WHAT YOU HAVE TO DO:
Set down the whole listing below exactly, without pictures.

=====

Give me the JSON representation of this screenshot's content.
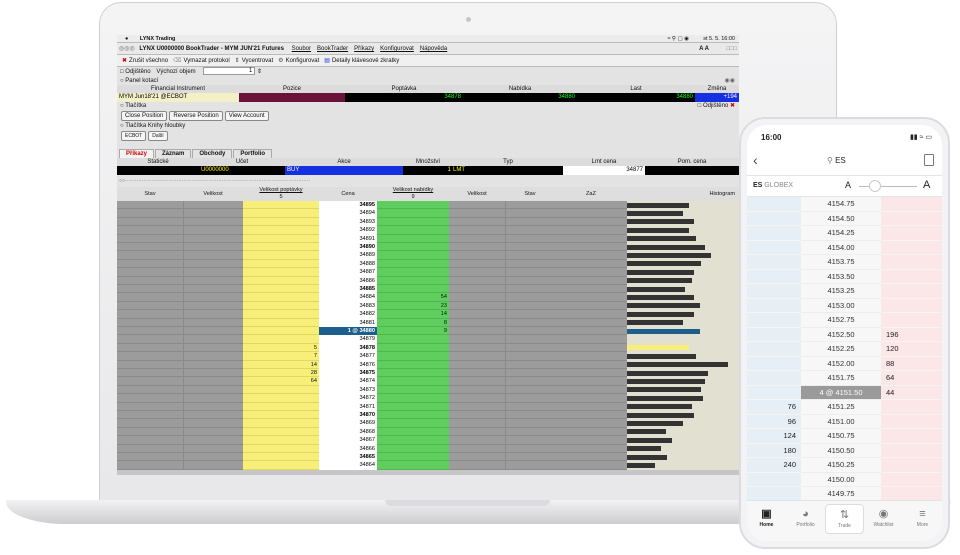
{
  "menubar": {
    "app": "LYNX Trading",
    "clock": "st 5. 5.  16:00"
  },
  "window": {
    "title": "LYNX  U0000000 BookTrader - MYM JUN'21 Futures",
    "menus": [
      "Soubor",
      "BookTrader",
      "Příkazy",
      "Konfigurovat",
      "Nápověda"
    ]
  },
  "toolbar": {
    "items": [
      "Zrušit všechno",
      "Vymazat protokol",
      "Vycentrovat",
      "Konfigurovat",
      "Detaily klávesové zkratky"
    ]
  },
  "options": {
    "hedge": "Odjištěno",
    "default_volume_label": "Výchozí objem",
    "default_volume": "1"
  },
  "quote_panel": {
    "title": "Panel kotací",
    "headers": [
      "Financial Instrument",
      "Pozice",
      "Poptávka",
      "Nabídka",
      "Last",
      "Změna"
    ],
    "instrument": "MYM Jun18'21 @ECBOT",
    "bid": "34878",
    "ask": "34880",
    "last": "34880",
    "change": "+194"
  },
  "buttons_panel": {
    "title": "Tlačítka",
    "hedge": "Odjištěno",
    "buttons": [
      "Close Position",
      "Reverse Position",
      "View Account"
    ]
  },
  "depth_panel": {
    "title": "Tlačítka Knihy hloubky",
    "buttons": [
      "ECBOT",
      "Další"
    ]
  },
  "order_tabs": {
    "tabs": [
      "Příkazy",
      "Záznam",
      "Obchody",
      "Portfolio"
    ],
    "headers": [
      "Statické",
      "Účet",
      "Akce",
      "Množství",
      "Typ",
      "Lmt cena",
      "Pom. cena"
    ],
    "account": "U0000000",
    "action": "BUY",
    "quantity": "1",
    "type": "LMT",
    "lmt_price": "34877"
  },
  "ladder": {
    "headers": {
      "stav": "Stav",
      "velikost": "Velikost",
      "bid_size": "Velikost poptávky",
      "bid_total": "5",
      "price": "Cena",
      "ask_size": "Velikost nabídky",
      "ask_total": "9",
      "velikost2": "Velikost",
      "stav2": "Stav",
      "zaz": "ZaZ",
      "histogram": "Histogram"
    },
    "rows": [
      {
        "price": "34895",
        "bid": "",
        "ask": "",
        "bold": true,
        "hist": 0.55
      },
      {
        "price": "34894",
        "bid": "",
        "ask": "",
        "bold": false,
        "hist": 0.5
      },
      {
        "price": "34893",
        "bid": "",
        "ask": "",
        "bold": false,
        "hist": 0.6
      },
      {
        "price": "34892",
        "bid": "",
        "ask": "",
        "bold": false,
        "hist": 0.55
      },
      {
        "price": "34891",
        "bid": "",
        "ask": "",
        "bold": false,
        "hist": 0.62
      },
      {
        "price": "34890",
        "bid": "",
        "ask": "",
        "bold": true,
        "hist": 0.7
      },
      {
        "price": "34889",
        "bid": "",
        "ask": "",
        "bold": false,
        "hist": 0.75
      },
      {
        "price": "34888",
        "bid": "",
        "ask": "",
        "bold": false,
        "hist": 0.66
      },
      {
        "price": "34887",
        "bid": "",
        "ask": "",
        "bold": false,
        "hist": 0.6
      },
      {
        "price": "34886",
        "bid": "",
        "ask": "",
        "bold": false,
        "hist": 0.58
      },
      {
        "price": "34885",
        "bid": "",
        "ask": "",
        "bold": true,
        "hist": 0.52
      },
      {
        "price": "34884",
        "bid": "",
        "ask": "54",
        "bold": false,
        "hist": 0.6
      },
      {
        "price": "34883",
        "bid": "",
        "ask": "23",
        "bold": false,
        "hist": 0.65
      },
      {
        "price": "34882",
        "bid": "",
        "ask": "14",
        "bold": false,
        "hist": 0.6
      },
      {
        "price": "34881",
        "bid": "",
        "ask": "8",
        "bold": false,
        "hist": 0.5
      },
      {
        "price": "1 @ 34880",
        "bid": "",
        "ask": "9",
        "bold": true,
        "hist": 0.65,
        "current": true
      },
      {
        "price": "34879",
        "bid": "",
        "ask": "",
        "bold": false,
        "hist": 0.0
      },
      {
        "price": "34878",
        "bid": "5",
        "ask": "",
        "bold": true,
        "hist": 0.55,
        "yellowhist": true
      },
      {
        "price": "34877",
        "bid": "7",
        "ask": "",
        "bold": false,
        "hist": 0.62
      },
      {
        "price": "34876",
        "bid": "14",
        "ask": "",
        "bold": false,
        "hist": 0.9
      },
      {
        "price": "34875",
        "bid": "28",
        "ask": "",
        "bold": true,
        "hist": 0.72
      },
      {
        "price": "34874",
        "bid": "64",
        "ask": "",
        "bold": false,
        "hist": 0.7
      },
      {
        "price": "34873",
        "bid": "",
        "ask": "",
        "bold": false,
        "hist": 0.66
      },
      {
        "price": "34872",
        "bid": "",
        "ask": "",
        "bold": false,
        "hist": 0.68
      },
      {
        "price": "34871",
        "bid": "",
        "ask": "",
        "bold": false,
        "hist": 0.58
      },
      {
        "price": "34870",
        "bid": "",
        "ask": "",
        "bold": true,
        "hist": 0.6
      },
      {
        "price": "34869",
        "bid": "",
        "ask": "",
        "bold": false,
        "hist": 0.5
      },
      {
        "price": "34868",
        "bid": "",
        "ask": "",
        "bold": false,
        "hist": 0.35
      },
      {
        "price": "34867",
        "bid": "",
        "ask": "",
        "bold": false,
        "hist": 0.4
      },
      {
        "price": "34866",
        "bid": "",
        "ask": "",
        "bold": false,
        "hist": 0.3
      },
      {
        "price": "34865",
        "bid": "",
        "ask": "",
        "bold": true,
        "hist": 0.36
      },
      {
        "price": "34864",
        "bid": "",
        "ask": "",
        "bold": false,
        "hist": 0.25
      }
    ]
  },
  "phone": {
    "time": "16:00",
    "search": "ES",
    "symbol": "ES",
    "exchange": "GLOBEX",
    "zoom_out": "A",
    "zoom_in": "A",
    "rows": [
      {
        "price": "4154.75",
        "bid": "",
        "ask": ""
      },
      {
        "price": "4154.50",
        "bid": "",
        "ask": ""
      },
      {
        "price": "4154.25",
        "bid": "",
        "ask": ""
      },
      {
        "price": "4154.00",
        "bid": "",
        "ask": ""
      },
      {
        "price": "4153.75",
        "bid": "",
        "ask": ""
      },
      {
        "price": "4153.50",
        "bid": "",
        "ask": ""
      },
      {
        "price": "4153.25",
        "bid": "",
        "ask": ""
      },
      {
        "price": "4153.00",
        "bid": "",
        "ask": ""
      },
      {
        "price": "4152.75",
        "bid": "",
        "ask": ""
      },
      {
        "price": "4152.50",
        "bid": "",
        "ask": "196"
      },
      {
        "price": "4152.25",
        "bid": "",
        "ask": "120"
      },
      {
        "price": "4152.00",
        "bid": "",
        "ask": "88"
      },
      {
        "price": "4151.75",
        "bid": "",
        "ask": "64"
      },
      {
        "price": "4 @ 4151.50",
        "bid": "",
        "ask": "44",
        "current": true
      },
      {
        "price": "4151.25",
        "bid": "76",
        "ask": ""
      },
      {
        "price": "4151.00",
        "bid": "96",
        "ask": ""
      },
      {
        "price": "4150.75",
        "bid": "124",
        "ask": ""
      },
      {
        "price": "4150.50",
        "bid": "180",
        "ask": ""
      },
      {
        "price": "4150.25",
        "bid": "240",
        "ask": ""
      },
      {
        "price": "4150.00",
        "bid": "",
        "ask": ""
      },
      {
        "price": "4149.75",
        "bid": "",
        "ask": ""
      }
    ],
    "nav": [
      "Home",
      "Portfolio",
      "Trade",
      "Watchlist",
      "More"
    ]
  },
  "colors": {
    "bid": "#f7ef7a",
    "ask": "#5fce5f",
    "current": "#1d5f8c",
    "position": "#6b1238",
    "change": "#1530e0"
  }
}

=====

TASK RESULT:
Give me the JSON representation of this screenshot's content.
{
  "menubar": {
    "app": "LYNX Trading",
    "clock": "st 5. 5.  16:00"
  },
  "window": {
    "title": "LYNX  U0000000 BookTrader - MYM JUN'21 Futures",
    "menus": [
      "Soubor",
      "BookTrader",
      "Příkazy",
      "Konfigurovat",
      "Nápověda"
    ]
  },
  "toolbar": {
    "items": [
      "Zrušit všechno",
      "Vymazat protokol",
      "Vycentrovat",
      "Konfigurovat",
      "Detaily klávesové zkratky"
    ]
  },
  "options": {
    "hedge": "Odjištěno",
    "default_volume_label": "Výchozí objem",
    "default_volume": "1"
  },
  "quote_panel": {
    "title": "Panel kotací",
    "headers": [
      "Financial Instrument",
      "Pozice",
      "Poptávka",
      "Nabídka",
      "Last",
      "Změna"
    ],
    "instrument": "MYM Jun18'21 @ECBOT",
    "bid": "34878",
    "ask": "34880",
    "last": "34880",
    "change": "+194"
  },
  "buttons_panel": {
    "title": "Tlačítka",
    "hedge": "Odjištěno",
    "buttons": [
      "Close Position",
      "Reverse Position",
      "View Account"
    ]
  },
  "depth_panel": {
    "title": "Tlačítka Knihy hloubky",
    "buttons": [
      "ECBOT",
      "Další"
    ]
  },
  "order_tabs": {
    "tabs": [
      "Příkazy",
      "Záznam",
      "Obchody",
      "Portfolio"
    ],
    "headers": [
      "Statické",
      "Účet",
      "Akce",
      "Množství",
      "Typ",
      "Lmt cena",
      "Pom. cena"
    ],
    "account": "U0000000",
    "action": "BUY",
    "quantity": "1",
    "type": "LMT",
    "lmt_price": "34877"
  },
  "ladder": {
    "headers": {
      "stav": "Stav",
      "velikost": "Velikost",
      "bid_size": "Velikost poptávky",
      "bid_total": "5",
      "price": "Cena",
      "ask_size": "Velikost nabídky",
      "ask_total": "9",
      "velikost2": "Velikost",
      "stav2": "Stav",
      "zaz": "ZaZ",
      "histogram": "Histogram"
    },
    "rows": [
      {
        "price": "34895",
        "bid": "",
        "ask": "",
        "bold": true,
        "hist": 0.55
      },
      {
        "price": "34894",
        "bid": "",
        "ask": "",
        "bold": false,
        "hist": 0.5
      },
      {
        "price": "34893",
        "bid": "",
        "ask": "",
        "bold": false,
        "hist": 0.6
      },
      {
        "price": "34892",
        "bid": "",
        "ask": "",
        "bold": false,
        "hist": 0.55
      },
      {
        "price": "34891",
        "bid": "",
        "ask": "",
        "bold": false,
        "hist": 0.62
      },
      {
        "price": "34890",
        "bid": "",
        "ask": "",
        "bold": true,
        "hist": 0.7
      },
      {
        "price": "34889",
        "bid": "",
        "ask": "",
        "bold": false,
        "hist": 0.75
      },
      {
        "price": "34888",
        "bid": "",
        "ask": "",
        "bold": false,
        "hist": 0.66
      },
      {
        "price": "34887",
        "bid": "",
        "ask": "",
        "bold": false,
        "hist": 0.6
      },
      {
        "price": "34886",
        "bid": "",
        "ask": "",
        "bold": false,
        "hist": 0.58
      },
      {
        "price": "34885",
        "bid": "",
        "ask": "",
        "bold": true,
        "hist": 0.52
      },
      {
        "price": "34884",
        "bid": "",
        "ask": "54",
        "bold": false,
        "hist": 0.6
      },
      {
        "price": "34883",
        "bid": "",
        "ask": "23",
        "bold": false,
        "hist": 0.65
      },
      {
        "price": "34882",
        "bid": "",
        "ask": "14",
        "bold": false,
        "hist": 0.6
      },
      {
        "price": "34881",
        "bid": "",
        "ask": "8",
        "bold": false,
        "hist": 0.5
      },
      {
        "price": "1 @ 34880",
        "bid": "",
        "ask": "9",
        "bold": true,
        "hist": 0.65,
        "current": true
      },
      {
        "price": "34879",
        "bid": "",
        "ask": "",
        "bold": false,
        "hist": 0.0
      },
      {
        "price": "34878",
        "bid": "5",
        "ask": "",
        "bold": true,
        "hist": 0.55,
        "yellowhist": true
      },
      {
        "price": "34877",
        "bid": "7",
        "ask": "",
        "bold": false,
        "hist": 0.62
      },
      {
        "price": "34876",
        "bid": "14",
        "ask": "",
        "bold": false,
        "hist": 0.9
      },
      {
        "price": "34875",
        "bid": "28",
        "ask": "",
        "bold": true,
        "hist": 0.72
      },
      {
        "price": "34874",
        "bid": "64",
        "ask": "",
        "bold": false,
        "hist": 0.7
      },
      {
        "price": "34873",
        "bid": "",
        "ask": "",
        "bold": false,
        "hist": 0.66
      },
      {
        "price": "34872",
        "bid": "",
        "ask": "",
        "bold": false,
        "hist": 0.68
      },
      {
        "price": "34871",
        "bid": "",
        "ask": "",
        "bold": false,
        "hist": 0.58
      },
      {
        "price": "34870",
        "bid": "",
        "ask": "",
        "bold": true,
        "hist": 0.6
      },
      {
        "price": "34869",
        "bid": "",
        "ask": "",
        "bold": false,
        "hist": 0.5
      },
      {
        "price": "34868",
        "bid": "",
        "ask": "",
        "bold": false,
        "hist": 0.35
      },
      {
        "price": "34867",
        "bid": "",
        "ask": "",
        "bold": false,
        "hist": 0.4
      },
      {
        "price": "34866",
        "bid": "",
        "ask": "",
        "bold": false,
        "hist": 0.3
      },
      {
        "price": "34865",
        "bid": "",
        "ask": "",
        "bold": true,
        "hist": 0.36
      },
      {
        "price": "34864",
        "bid": "",
        "ask": "",
        "bold": false,
        "hist": 0.25
      }
    ]
  },
  "phone": {
    "time": "16:00",
    "search": "ES",
    "symbol": "ES",
    "exchange": "GLOBEX",
    "zoom_out": "A",
    "zoom_in": "A",
    "rows": [
      {
        "price": "4154.75",
        "bid": "",
        "ask": ""
      },
      {
        "price": "4154.50",
        "bid": "",
        "ask": ""
      },
      {
        "price": "4154.25",
        "bid": "",
        "ask": ""
      },
      {
        "price": "4154.00",
        "bid": "",
        "ask": ""
      },
      {
        "price": "4153.75",
        "bid": "",
        "ask": ""
      },
      {
        "price": "4153.50",
        "bid": "",
        "ask": ""
      },
      {
        "price": "4153.25",
        "bid": "",
        "ask": ""
      },
      {
        "price": "4153.00",
        "bid": "",
        "ask": ""
      },
      {
        "price": "4152.75",
        "bid": "",
        "ask": ""
      },
      {
        "price": "4152.50",
        "bid": "",
        "ask": "196"
      },
      {
        "price": "4152.25",
        "bid": "",
        "ask": "120"
      },
      {
        "price": "4152.00",
        "bid": "",
        "ask": "88"
      },
      {
        "price": "4151.75",
        "bid": "",
        "ask": "64"
      },
      {
        "price": "4 @ 4151.50",
        "bid": "",
        "ask": "44",
        "current": true
      },
      {
        "price": "4151.25",
        "bid": "76",
        "ask": ""
      },
      {
        "price": "4151.00",
        "bid": "96",
        "ask": ""
      },
      {
        "price": "4150.75",
        "bid": "124",
        "ask": ""
      },
      {
        "price": "4150.50",
        "bid": "180",
        "ask": ""
      },
      {
        "price": "4150.25",
        "bid": "240",
        "ask": ""
      },
      {
        "price": "4150.00",
        "bid": "",
        "ask": ""
      },
      {
        "price": "4149.75",
        "bid": "",
        "ask": ""
      }
    ],
    "nav": [
      "Home",
      "Portfolio",
      "Trade",
      "Watchlist",
      "More"
    ]
  },
  "colors": {
    "bid": "#f7ef7a",
    "ask": "#5fce5f",
    "current": "#1d5f8c",
    "position": "#6b1238",
    "change": "#1530e0"
  }
}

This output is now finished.